• _Try it_:
Please reproduce the records, omitting nothing and changing nothing.

[Element data from apps and pages]

- - - -

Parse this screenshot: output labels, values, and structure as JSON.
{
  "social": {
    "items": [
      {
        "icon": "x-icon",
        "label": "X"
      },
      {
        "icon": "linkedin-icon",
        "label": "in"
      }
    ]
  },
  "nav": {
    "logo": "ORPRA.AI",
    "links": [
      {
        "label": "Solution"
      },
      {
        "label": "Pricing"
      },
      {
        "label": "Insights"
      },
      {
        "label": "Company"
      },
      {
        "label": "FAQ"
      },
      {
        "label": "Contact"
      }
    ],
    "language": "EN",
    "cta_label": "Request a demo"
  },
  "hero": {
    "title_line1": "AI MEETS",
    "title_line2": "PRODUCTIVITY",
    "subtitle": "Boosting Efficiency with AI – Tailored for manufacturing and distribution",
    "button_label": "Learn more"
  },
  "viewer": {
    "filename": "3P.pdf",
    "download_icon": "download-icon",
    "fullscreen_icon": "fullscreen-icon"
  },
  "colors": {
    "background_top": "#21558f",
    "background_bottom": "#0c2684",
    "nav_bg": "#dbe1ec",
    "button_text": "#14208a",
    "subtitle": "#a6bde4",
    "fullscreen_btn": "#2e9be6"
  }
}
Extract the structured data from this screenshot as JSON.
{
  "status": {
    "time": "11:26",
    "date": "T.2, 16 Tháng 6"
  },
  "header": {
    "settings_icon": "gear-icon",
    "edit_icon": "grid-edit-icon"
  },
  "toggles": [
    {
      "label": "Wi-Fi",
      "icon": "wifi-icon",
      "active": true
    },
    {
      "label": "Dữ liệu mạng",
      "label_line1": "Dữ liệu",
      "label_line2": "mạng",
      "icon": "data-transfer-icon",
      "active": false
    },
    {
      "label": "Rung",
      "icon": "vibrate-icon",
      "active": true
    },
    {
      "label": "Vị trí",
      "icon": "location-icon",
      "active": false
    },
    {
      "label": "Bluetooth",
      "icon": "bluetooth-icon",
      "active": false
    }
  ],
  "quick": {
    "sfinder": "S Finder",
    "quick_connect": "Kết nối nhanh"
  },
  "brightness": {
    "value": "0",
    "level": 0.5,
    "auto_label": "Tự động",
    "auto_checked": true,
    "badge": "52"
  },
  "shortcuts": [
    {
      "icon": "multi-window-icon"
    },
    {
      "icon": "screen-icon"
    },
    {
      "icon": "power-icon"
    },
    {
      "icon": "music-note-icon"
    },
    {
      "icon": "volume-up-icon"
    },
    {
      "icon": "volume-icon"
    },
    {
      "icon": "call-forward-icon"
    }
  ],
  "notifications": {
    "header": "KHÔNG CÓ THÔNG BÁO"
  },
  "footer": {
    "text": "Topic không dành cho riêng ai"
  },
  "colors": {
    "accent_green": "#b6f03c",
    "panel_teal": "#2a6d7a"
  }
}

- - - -

• _Response to this task_:
Parse this screenshot: output labels, values, and structure as JSON.
{
  "social": {
    "items": [
      {
        "icon": "x-icon",
        "label": "X"
      },
      {
        "icon": "linkedin-icon",
        "label": "in"
      }
    ]
  },
  "nav": {
    "logo": "ORPRA.AI",
    "links": [
      {
        "label": "Solution"
      },
      {
        "label": "Pricing"
      },
      {
        "label": "Insights"
      },
      {
        "label": "Company"
      },
      {
        "label": "FAQ"
      },
      {
        "label": "Contact"
      }
    ],
    "language": "EN",
    "cta_label": "Request a demo"
  },
  "hero": {
    "title_line1": "AI MEETS",
    "title_line2": "PRODUCTIVITY",
    "subtitle": "Boosting Efficiency with AI – Tailored for manufacturing and distribution",
    "button_label": "Learn more"
  },
  "viewer": {
    "filename": "3P.pdf",
    "download_icon": "download-icon",
    "fullscreen_icon": "fullscreen-icon"
  },
  "colors": {
    "background_top": "#21558f",
    "background_bottom": "#0c2684",
    "nav_bg": "#dbe1ec",
    "button_text": "#14208a",
    "subtitle": "#a6bde4",
    "fullscreen_btn": "#2e9be6"
  }
}
Extract the structured data from this screenshot as JSON.
{
  "status": {
    "time": "11:26",
    "date": "T.2, 16 Tháng 6"
  },
  "header": {
    "settings_icon": "gear-icon",
    "edit_icon": "grid-edit-icon"
  },
  "toggles": [
    {
      "label": "Wi-Fi",
      "icon": "wifi-icon",
      "active": true
    },
    {
      "label": "Dữ liệu mạng",
      "label_line1": "Dữ liệu",
      "label_line2": "mạng",
      "icon": "data-transfer-icon",
      "active": false
    },
    {
      "label": "Rung",
      "icon": "vibrate-icon",
      "active": true
    },
    {
      "label": "Vị trí",
      "icon": "location-icon",
      "active": false
    },
    {
      "label": "Bluetooth",
      "icon": "bluetooth-icon",
      "active": false
    }
  ],
  "quick": {
    "sfinder": "S Finder",
    "quick_connect": "Kết nối nhanh"
  },
  "brightness": {
    "value": "0",
    "level": 0.5,
    "auto_label": "Tự động",
    "auto_checked": true,
    "badge": "52"
  },
  "shortcuts": [
    {
      "icon": "multi-window-icon"
    },
    {
      "icon": "screen-icon"
    },
    {
      "icon": "power-icon"
    },
    {
      "icon": "music-note-icon"
    },
    {
      "icon": "volume-up-icon"
    },
    {
      "icon": "volume-icon"
    },
    {
      "icon": "call-forward-icon"
    }
  ],
  "notifications": {
    "header": "KHÔNG CÓ THÔNG BÁO"
  },
  "footer": {
    "text": "Topic không dành cho riêng ai"
  },
  "colors": {
    "accent_green": "#b6f03c",
    "panel_teal": "#2a6d7a"
  }
}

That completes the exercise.